- **PROBLEM**: Using the listing that follows, return every line with the word "JSON".

- **PROVIDED ENTRIES**:
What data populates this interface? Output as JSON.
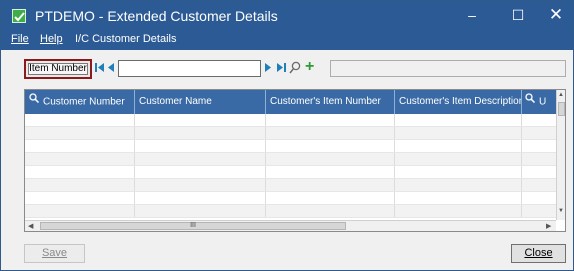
{
  "window": {
    "title": "PTDEMO - Extended Customer Details",
    "controls": {
      "minimize": "–",
      "maximize": "☐",
      "close": "✕"
    }
  },
  "menu": {
    "file": "File",
    "help": "Help",
    "ic_details": "I/C Customer Details"
  },
  "toolbar": {
    "key_field_label": "Item Number",
    "key_value": "",
    "add_symbol": "+",
    "description": ""
  },
  "grid": {
    "columns": [
      "Customer Number",
      "Customer Name",
      "Customer's Item Number",
      "Customer's Item Description",
      "U"
    ],
    "rows": [],
    "hscroll_grip": "III"
  },
  "footer": {
    "save_label": "Save",
    "close_label": "Close"
  },
  "colors": {
    "chrome": "#2b5a94",
    "grid_header": "#3a6aa6",
    "highlight_border": "#8b1b1b",
    "add_icon": "#2e9a3a",
    "nav_arrows": "#1f7fb8"
  }
}
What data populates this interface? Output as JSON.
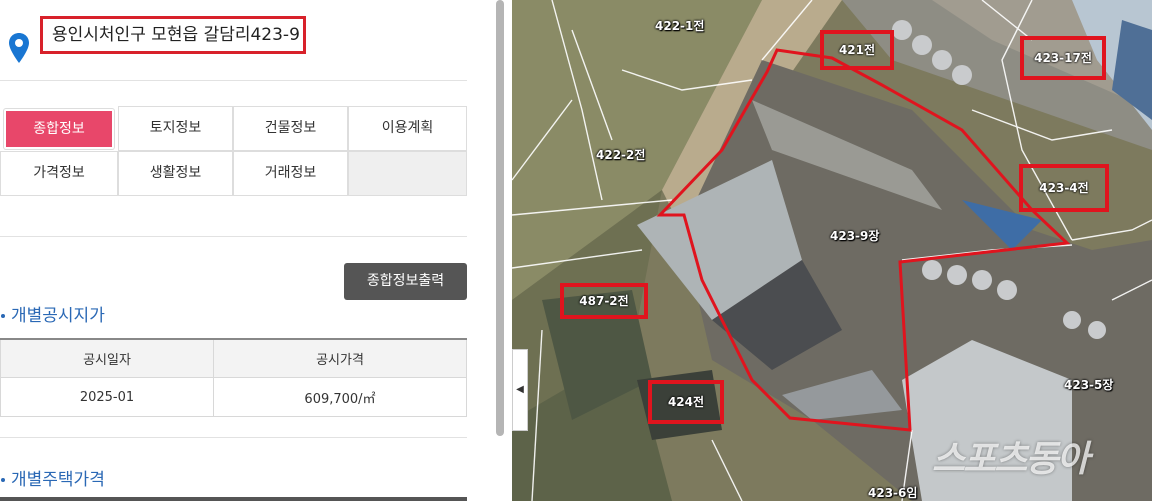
{
  "address": "용인시처인구 모현읍 갈담리423-9",
  "tabs": [
    {
      "label": "종합정보",
      "active": true
    },
    {
      "label": "토지정보"
    },
    {
      "label": "건물정보"
    },
    {
      "label": "이용계획"
    },
    {
      "label": "가격정보"
    },
    {
      "label": "생활정보"
    },
    {
      "label": "거래정보"
    }
  ],
  "print_button": "종합정보출력",
  "land_price": {
    "title": "개별공시지가",
    "headers": [
      "공시일자",
      "공시가격"
    ],
    "rows": [
      [
        "2025-01",
        "609,700/㎡"
      ]
    ]
  },
  "house_price": {
    "title": "개별주택가격"
  },
  "map": {
    "handle_glyph": "◀",
    "labels": [
      "422-1전",
      "422-2전",
      "423-9장",
      "423-5장",
      "423-6임"
    ],
    "boxed_labels": [
      "421전",
      "423-17전",
      "423-4전",
      "487-2전",
      "424전"
    ],
    "watermark": "스포츠동아",
    "accent_color": "#e0141e"
  }
}
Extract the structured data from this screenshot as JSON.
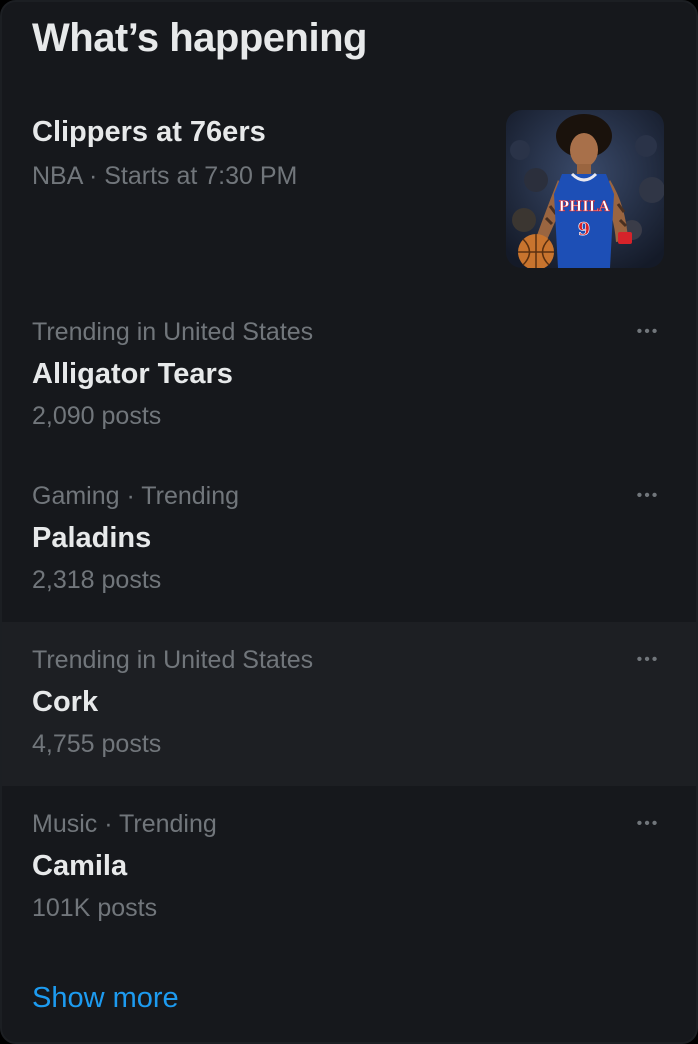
{
  "header": {
    "title": "What’s happening"
  },
  "event": {
    "title": "Clippers at 76ers",
    "meta": "NBA · Starts at 7:30 PM",
    "jersey_text": "PHILA",
    "jersey_number": "9"
  },
  "trends": [
    {
      "context": "Trending in United States",
      "name": "Alligator Tears",
      "count": "2,090 posts",
      "more_glyph": "•••"
    },
    {
      "context": "Gaming · Trending",
      "name": "Paladins",
      "count": "2,318 posts",
      "more_glyph": "•••"
    },
    {
      "context": "Trending in United States",
      "name": "Cork",
      "count": "4,755 posts",
      "more_glyph": "•••"
    },
    {
      "context": "Music · Trending",
      "name": "Camila",
      "count": "101K posts",
      "more_glyph": "•••"
    }
  ],
  "footer": {
    "show_more": "Show more"
  },
  "colors": {
    "background": "#16181c",
    "hover_row": "#1d1f23",
    "primary_text": "#e7e9ea",
    "secondary_text": "#71767b",
    "link": "#1d9bf0"
  },
  "icons": {
    "more": "more-horizontal-icon"
  }
}
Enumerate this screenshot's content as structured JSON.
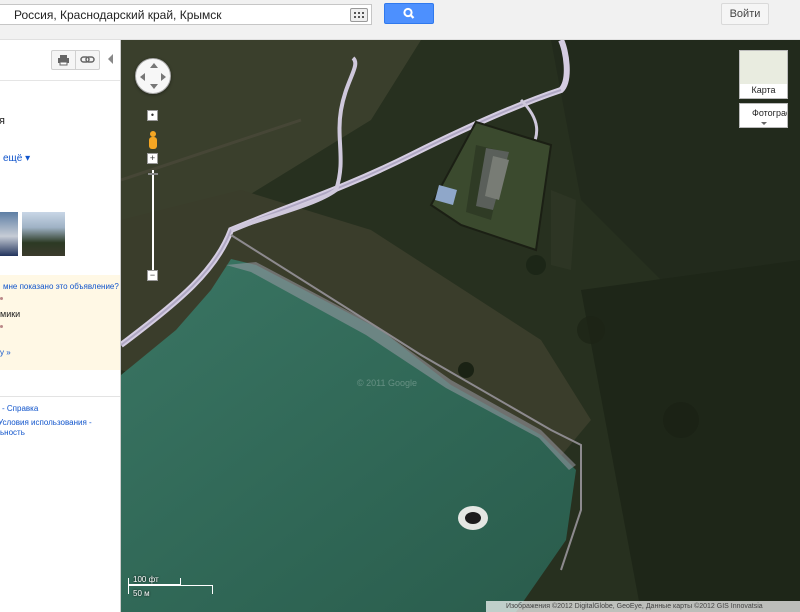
{
  "search": {
    "query": "Россия, Краснодарский край, Крымск"
  },
  "header": {
    "login_label": "Войти"
  },
  "sidebar": {
    "place_fragment": "я",
    "more_label": "ещё",
    "ad": {
      "why_label": "мне показано это объявление?",
      "text": "мики",
      "more_label": "у »"
    },
    "footer": {
      "help": "- Справка",
      "terms": "Условия использования -",
      "privacy": "ьность"
    }
  },
  "map": {
    "map_type_map": "Карта",
    "map_type_photo": "Фотограф",
    "scale_ft": "100 фт",
    "scale_m": "50 м",
    "attribution": "Изображения ©2012 DigitalGlobe, GeoEye, Данные карты ©2012 GIS Innovatsia",
    "watermark": "© 2011 Google"
  },
  "colors": {
    "search_button": "#4d90fe",
    "link": "#1155cc",
    "ad_background": "#fff8e5",
    "water": "#2f6354",
    "forest": "#262e1e"
  }
}
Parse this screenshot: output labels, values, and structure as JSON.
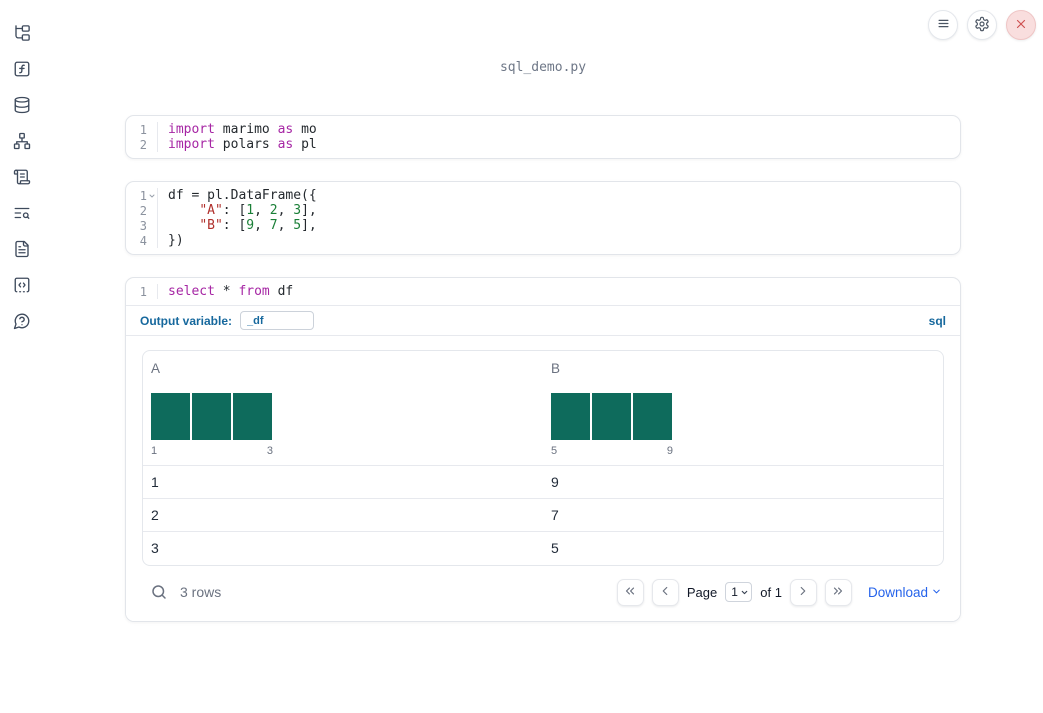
{
  "app": {
    "filename": "sql_demo.py"
  },
  "topbar": {
    "buttons": [
      {
        "icon": "menu-icon",
        "name": "notebook-menu"
      },
      {
        "icon": "gear-icon",
        "name": "settings"
      },
      {
        "icon": "close-icon",
        "name": "shutdown"
      }
    ]
  },
  "sidebar": {
    "items": [
      {
        "icon": "file-explorer-tree-icon"
      },
      {
        "icon": "function-square-icon"
      },
      {
        "icon": "database-icon"
      },
      {
        "icon": "dependency-graph-icon"
      },
      {
        "icon": "scroll-outline-icon"
      },
      {
        "icon": "text-search-logs-icon"
      },
      {
        "icon": "file-text-documentation-icon"
      },
      {
        "icon": "code-snippets-icon"
      },
      {
        "icon": "help-question-bubble-icon"
      }
    ]
  },
  "cells": [
    {
      "id": "imports",
      "lines": [
        {
          "no": "1",
          "tokens": [
            {
              "t": "kw",
              "v": "import"
            },
            {
              "t": "pl",
              "v": " marimo "
            },
            {
              "t": "kw",
              "v": "as"
            },
            {
              "t": "pl",
              "v": " mo"
            }
          ]
        },
        {
          "no": "2",
          "tokens": [
            {
              "t": "kw",
              "v": "import"
            },
            {
              "t": "pl",
              "v": " polars "
            },
            {
              "t": "kw",
              "v": "as"
            },
            {
              "t": "pl",
              "v": " pl"
            }
          ]
        }
      ]
    },
    {
      "id": "dataframe",
      "lines": [
        {
          "no": "1",
          "fold": true,
          "tokens": [
            {
              "t": "pl",
              "v": "df = pl.DataFrame({"
            }
          ]
        },
        {
          "no": "2",
          "tokens": [
            {
              "t": "pl",
              "v": "    "
            },
            {
              "t": "str",
              "v": "\"A\""
            },
            {
              "t": "pl",
              "v": ": ["
            },
            {
              "t": "num",
              "v": "1"
            },
            {
              "t": "pl",
              "v": ", "
            },
            {
              "t": "num",
              "v": "2"
            },
            {
              "t": "pl",
              "v": ", "
            },
            {
              "t": "num",
              "v": "3"
            },
            {
              "t": "pl",
              "v": "],"
            }
          ]
        },
        {
          "no": "3",
          "tokens": [
            {
              "t": "pl",
              "v": "    "
            },
            {
              "t": "str",
              "v": "\"B\""
            },
            {
              "t": "pl",
              "v": ": ["
            },
            {
              "t": "num",
              "v": "9"
            },
            {
              "t": "pl",
              "v": ", "
            },
            {
              "t": "num",
              "v": "7"
            },
            {
              "t": "pl",
              "v": ", "
            },
            {
              "t": "num",
              "v": "5"
            },
            {
              "t": "pl",
              "v": "],"
            }
          ]
        },
        {
          "no": "4",
          "tokens": [
            {
              "t": "pl",
              "v": "})"
            }
          ]
        }
      ]
    },
    {
      "id": "sql-query",
      "lines": [
        {
          "no": "1",
          "tokens": [
            {
              "t": "kw",
              "v": "select"
            },
            {
              "t": "pl",
              "v": " * "
            },
            {
              "t": "kw",
              "v": "from"
            },
            {
              "t": "pl",
              "v": " df"
            }
          ]
        }
      ]
    }
  ],
  "sql_cell": {
    "output_variable_label": "Output variable:",
    "output_variable_value": "_df",
    "language_badge": "sql"
  },
  "table": {
    "columns": [
      "A",
      "B"
    ],
    "rows": [
      [
        "1",
        "9"
      ],
      [
        "2",
        "7"
      ],
      [
        "3",
        "5"
      ]
    ]
  },
  "table_footer": {
    "row_count": "3 rows",
    "page_label": "Page",
    "page_value": "1",
    "of_label": "of 1",
    "download_label": "Download"
  },
  "chart_data": [
    {
      "type": "bar",
      "title": "A",
      "categories": [
        "1",
        "2",
        "3"
      ],
      "values": [
        1,
        1,
        1
      ],
      "x_min_label": "1",
      "x_max_label": "3",
      "bar_color": "#0E6B5C",
      "ylim": [
        0,
        1
      ]
    },
    {
      "type": "bar",
      "title": "B",
      "categories": [
        "5",
        "7",
        "9"
      ],
      "values": [
        1,
        1,
        1
      ],
      "x_min_label": "5",
      "x_max_label": "9",
      "bar_color": "#0E6B5C",
      "ylim": [
        0,
        1
      ]
    }
  ],
  "colors": {
    "accent_blue": "#16689D",
    "link_blue": "#2563EB",
    "bar_green": "#0E6B5C",
    "keyword": "#A626A4",
    "string": "#B0302C",
    "number": "#1A7F37",
    "close_red": "#CF5151"
  }
}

- **YOUR SOLUTION**:
What data populates this interface? Output as JSON.
What data populates this interface? Output as JSON.
Extract the structured data from this screenshot as JSON.
Enumerate this screenshot's content as structured JSON.
Parse this screenshot: output labels, values, and structure as JSON.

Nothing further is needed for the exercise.